Tip: Don’t get over analytical about this. If your your business is in Commercial Real Estate, don’t make the mistake of sending out things about the property market. Make your personal newsletter personal about you. It will resonate more.

Your goal is to engage, not sell yourself.

Step 2 – Create newsletter: No design skills necessary.

I tried out 2 different design options, to compare the response rates. When i say design, I kept it simple in both cases. Both designs used a couple of line summary of the article, a small image and a link to the full article.

I used the Flashissue newsletter creator for Gmail to get the layout design right. This probably increased my response rates but you could also just use plain text.

Subject Line: we got reviewed by inc.com

Intro: we got reviewed by Inc.com

(I don’t address the recipient by name in the email body because the email was sent to many people using the BCC send field. Given it’s a personal email and the receiver knows me, they usually assume the email is just sent to them).

Body Content: see below

First format

flashissue add clip inc

Second format:

You can see that this looks a little better formatted. Just because you’re using Gmail it doesn’t mean you have to totally give up on design. It took me under a minute to create (how do you create an html email in Gmail).

If you want to use my template click here, Personal Email Newsletter Template.

Step 3 – Build a mailing list.

If your address book is like mine, it contains tons of contacts from over the years, many of which are probably outdated or defunct altogether.

What’s more, it contains all types of people from all walks of life – my friends, my business colleagues, random people I met at a conference in 1992 – not all of whom I want to be sending my email to.

Instead of having one giant mailing list I therefore break down my contacts into mini groups that I can use as segmented mailing lists. Whether you’re using Gmail, Outlook or Yahoo, there’s usually a way in the software to create mailing groups (Tip: how do I create a mailing list in Gmail?).

My Google address book contains 1,800 names and from this I selected 245 people who I thought would be interested in receiving my personal newsletter.

Just a cautionary note here. If you are using a service like Gmail, remember they do have send limits and if you get too heavy handed you and you exceed their sending limits your account may be frozen for a day or so.

As a rule of thumb, I keep my mailings to 250 names or so when using Gmail. Here’s a good post to read if you’d like to read more on how to avoid Gmail sending limits and spam filters.

This type of email is not targeted at thousands of names. It’s a personal newsletter being sent to people I know and shouldn’t be confused with a mass bulk company newsletter that is better delivered through a service like Mailchimp or Constant Contact. Therefore, using your regular personal email service like Gmail makes sense.

The Results

  • Total mailing = 245 recipients.
  • First mailing = 54 recipients / 0 bounces (0%)  / ??? Opens / 9 responses (17%)
  • Second Mailing = 191 recipients / 14 bounces (7%)  / ??? Opens / 36 responses (19%)

You’ll see that the response rate was really high at 18%. Almost a fifth of the people i sent the email to, hit reply and sent me a return message.
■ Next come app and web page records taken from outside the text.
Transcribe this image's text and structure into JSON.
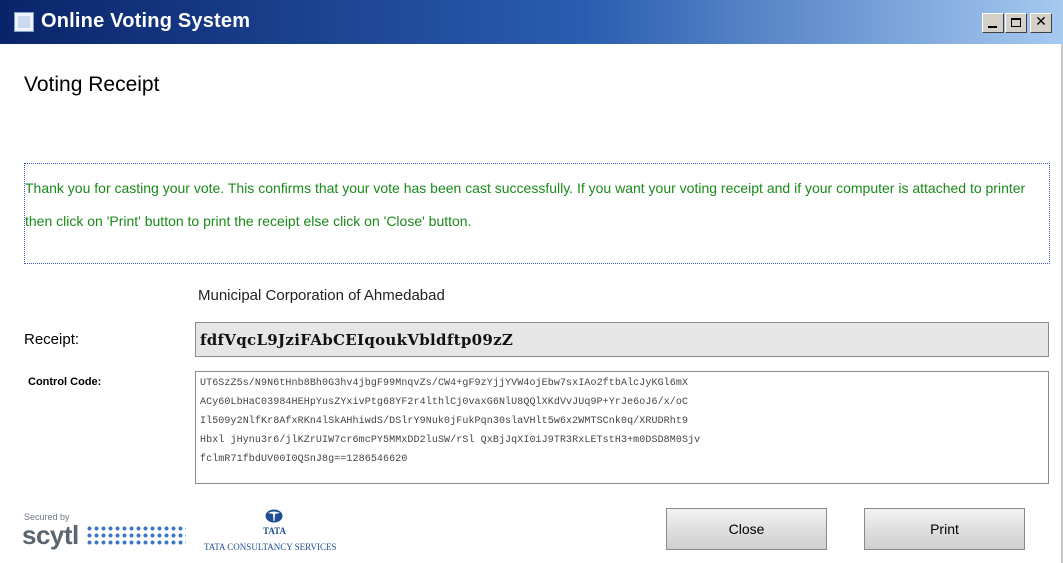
{
  "window": {
    "title": "Online Voting System"
  },
  "page": {
    "title": "Voting Receipt",
    "message": "Thank you for casting your vote. This confirms that your vote has been cast successfully. If you want your voting receipt and if your computer is attached to printer then click on 'Print' button to print the receipt else click on 'Close' button.",
    "organization": "Municipal Corporation of Ahmedabad"
  },
  "receipt": {
    "label": "Receipt:",
    "value": "fdfVqcL9JziFAbCEIqoukVbldftp09zZ"
  },
  "control_code": {
    "label": "Control Code:",
    "lines": [
      "UT6SzZ5s/N9N6tHnb8Bh0G3hv4jbgF99MnqvZs/CW4+gF9zYjjYVW4ojEbw7sxIAo2ftbAlcJyKGl6mX",
      "ACy60LbHaC03984HEHpYusZYxivPtg68YF2r4lthlCj0vaxG6NlU8QQlXKdVvJUq9P+YrJe6oJ6/x/oC",
      "Il509y2NlfKr8AfxRKn4lSkAHhiwdS/DSlrY9Nuk0jFukPqn30slaVHlt5w6x2WMTSCnk0q/XRUDRht9",
      "Hbxl jHynu3r6/jlKZrUIW7cr6mcPY5MMxDD2luSW/rSl QxBjJqXI0iJ9TR3RxLETstH3+m0DSD8M0Sjv",
      "fclmR71fbdUV00I0QSnJ8g==1286546620"
    ]
  },
  "footer": {
    "secured_by": "Secured by",
    "scytl": "scytl",
    "tata": "TATA",
    "tcs": "TATA CONSULTANCY SERVICES"
  },
  "buttons": {
    "close": "Close",
    "print": "Print"
  },
  "colors": {
    "titlebar_start": "#0a246a",
    "titlebar_end": "#a6caf0",
    "message_text": "#1a8a1a",
    "message_border": "#3c4fd6"
  }
}
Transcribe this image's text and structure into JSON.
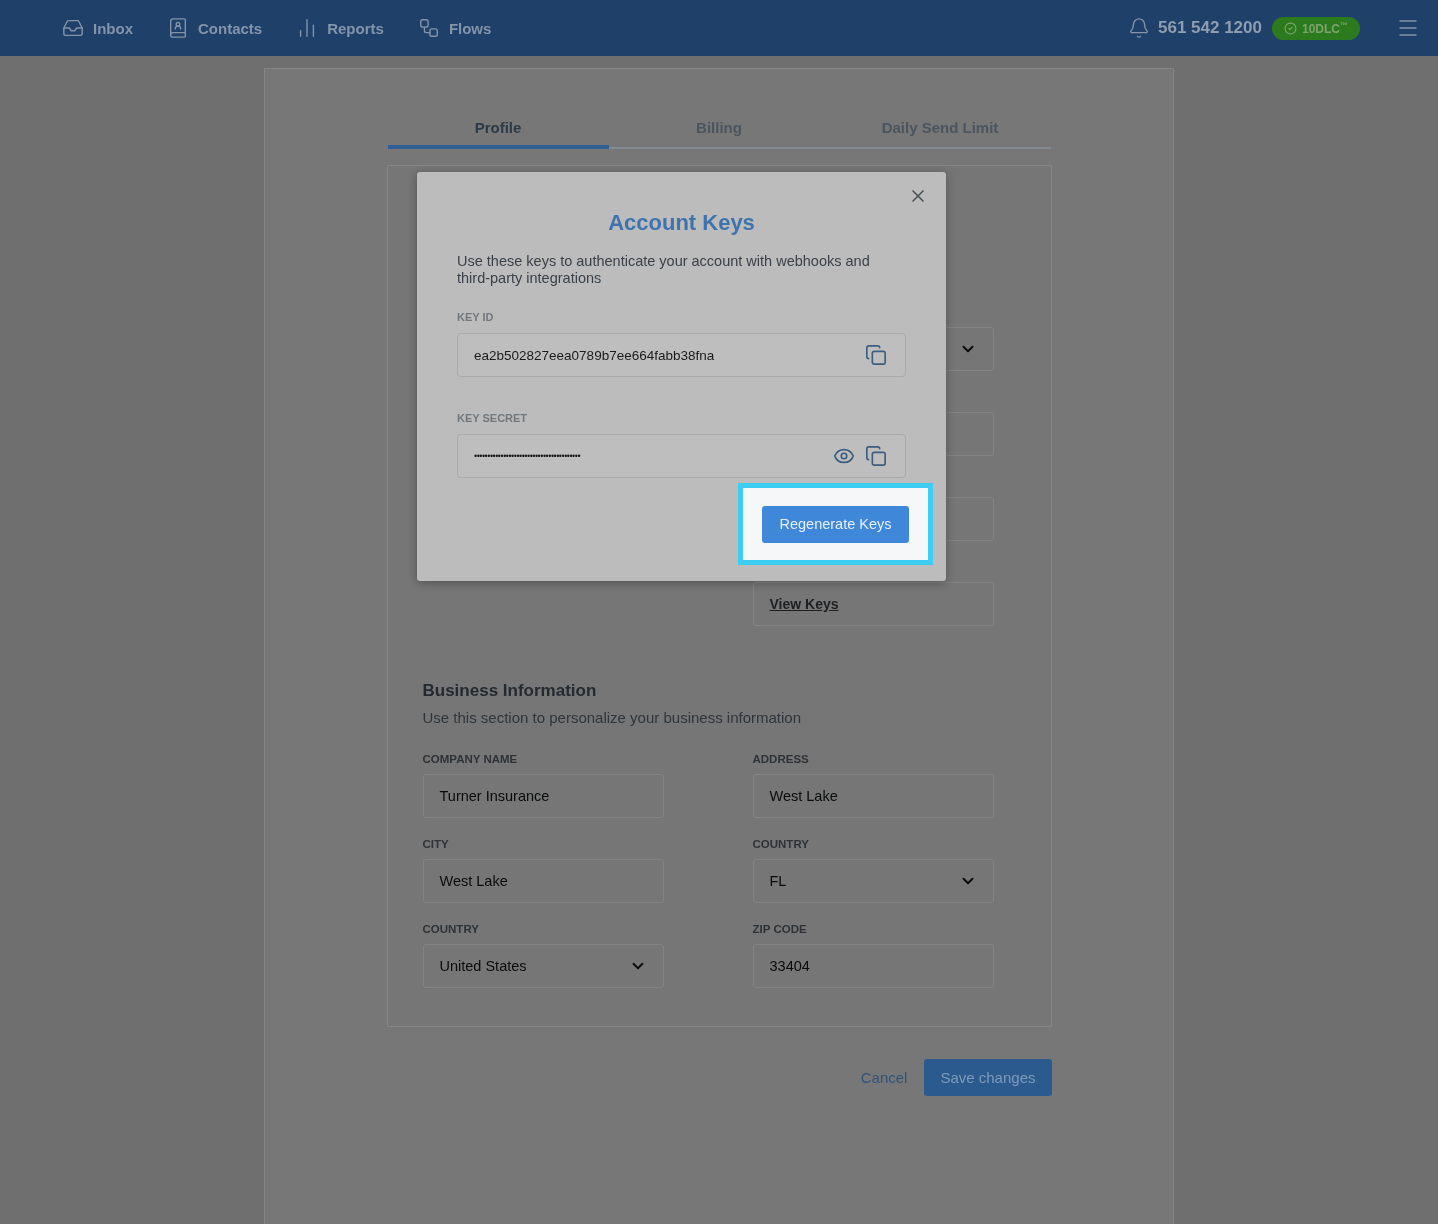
{
  "nav": {
    "items": [
      {
        "kind": "inbox",
        "label": "Inbox"
      },
      {
        "kind": "contacts",
        "label": "Contacts"
      },
      {
        "kind": "reports",
        "label": "Reports"
      },
      {
        "kind": "flows",
        "label": "Flows"
      }
    ],
    "phone": "561 542 1200",
    "badge": "10DLC$^{™}$"
  },
  "tabs": [
    {
      "label": "Profile",
      "selected": true
    },
    {
      "label": "Billing",
      "selected": false
    },
    {
      "label": "Daily Send Limit",
      "selected": false
    }
  ],
  "account_fields": [
    {
      "kind": "select"
    },
    {
      "kind": "text"
    },
    {
      "kind": "text"
    },
    {
      "kind": "link",
      "value": "View Keys"
    }
  ],
  "business": {
    "title": "Business Information",
    "subtitle": "Use this section to personalize your business information",
    "fields": [
      {
        "label": "COMPANY NAME",
        "value": "Turner Insurance",
        "kind": "text"
      },
      {
        "label": "ADDRESS",
        "value": "West Lake",
        "kind": "text"
      },
      {
        "label": "CITY",
        "value": "West Lake",
        "kind": "text"
      },
      {
        "label": "COUNTRY",
        "value": "FL",
        "kind": "select"
      },
      {
        "label": "COUNTRY",
        "value": "United States",
        "kind": "select"
      },
      {
        "label": "ZIP CODE",
        "value": "33404",
        "kind": "text"
      }
    ]
  },
  "actions": {
    "cancel": "Cancel",
    "save": "Save changes"
  },
  "modal": {
    "title": "Account Keys",
    "description": "Use these keys to authenticate your account with webhooks and third-party integrations",
    "fields": [
      {
        "label": "KEY ID",
        "value": "ea2b502827eea0789b7ee664fabb38fna",
        "kind": "id"
      },
      {
        "label": "KEY SECRET",
        "value": "••••••••••••••••••••••••••••••••••••••••",
        "kind": "secret"
      }
    ],
    "button": "Regenerate Keys",
    "highlighted": true
  }
}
These replies were short – “well done”, “really cool” “good to hear from you”.

Remember, the Response Rate is not the Open Rate or the Click Through Rate (CTR) that marketers frequently use to measure the success of email campaigns;  the response rates result from people opening my email, clicking the link (reading the article) and returning to their email to send me a note back.

So in reality, the Open rates will have been much higher than the Response rate but I don’t have any tracking capability with Gmail to report this. The bounces – i.e. the emails returned as undeliverable – are likely from people who have changed their email address.
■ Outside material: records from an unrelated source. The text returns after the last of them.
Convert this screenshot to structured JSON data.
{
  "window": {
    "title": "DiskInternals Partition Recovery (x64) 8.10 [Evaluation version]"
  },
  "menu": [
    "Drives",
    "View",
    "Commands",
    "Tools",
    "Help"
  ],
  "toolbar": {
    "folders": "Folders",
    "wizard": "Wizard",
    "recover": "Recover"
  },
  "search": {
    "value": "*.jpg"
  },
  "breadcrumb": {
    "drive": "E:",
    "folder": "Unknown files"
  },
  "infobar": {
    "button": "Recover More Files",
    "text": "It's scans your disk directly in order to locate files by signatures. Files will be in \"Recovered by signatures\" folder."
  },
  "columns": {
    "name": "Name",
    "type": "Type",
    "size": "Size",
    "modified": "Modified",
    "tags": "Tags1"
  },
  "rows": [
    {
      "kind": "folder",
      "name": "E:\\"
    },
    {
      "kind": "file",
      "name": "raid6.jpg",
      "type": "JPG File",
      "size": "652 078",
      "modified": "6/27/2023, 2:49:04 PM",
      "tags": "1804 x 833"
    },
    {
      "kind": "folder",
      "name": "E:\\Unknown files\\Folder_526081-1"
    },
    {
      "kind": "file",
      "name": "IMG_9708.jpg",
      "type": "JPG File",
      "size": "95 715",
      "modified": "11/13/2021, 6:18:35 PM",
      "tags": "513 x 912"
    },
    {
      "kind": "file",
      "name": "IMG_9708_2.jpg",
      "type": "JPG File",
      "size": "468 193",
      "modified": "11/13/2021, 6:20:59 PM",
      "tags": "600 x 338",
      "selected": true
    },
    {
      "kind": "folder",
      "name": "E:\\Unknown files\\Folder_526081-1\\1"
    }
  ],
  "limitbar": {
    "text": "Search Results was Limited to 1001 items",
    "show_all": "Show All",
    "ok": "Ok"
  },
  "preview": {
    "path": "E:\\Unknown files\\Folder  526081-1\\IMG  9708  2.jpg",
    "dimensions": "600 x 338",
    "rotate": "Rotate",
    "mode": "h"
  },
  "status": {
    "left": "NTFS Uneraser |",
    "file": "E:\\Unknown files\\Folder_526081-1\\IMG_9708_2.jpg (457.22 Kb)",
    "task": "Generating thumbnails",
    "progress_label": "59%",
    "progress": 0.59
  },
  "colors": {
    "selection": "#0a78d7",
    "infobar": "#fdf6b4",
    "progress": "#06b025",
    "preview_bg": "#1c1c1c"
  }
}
Here’s my template again that you can use to edit and try for yourself – Personal Email Newsletter Template.


If you’re interested, we’re in the process of making the creation, mailing and tracking of personal email newsletters much easier. See more here.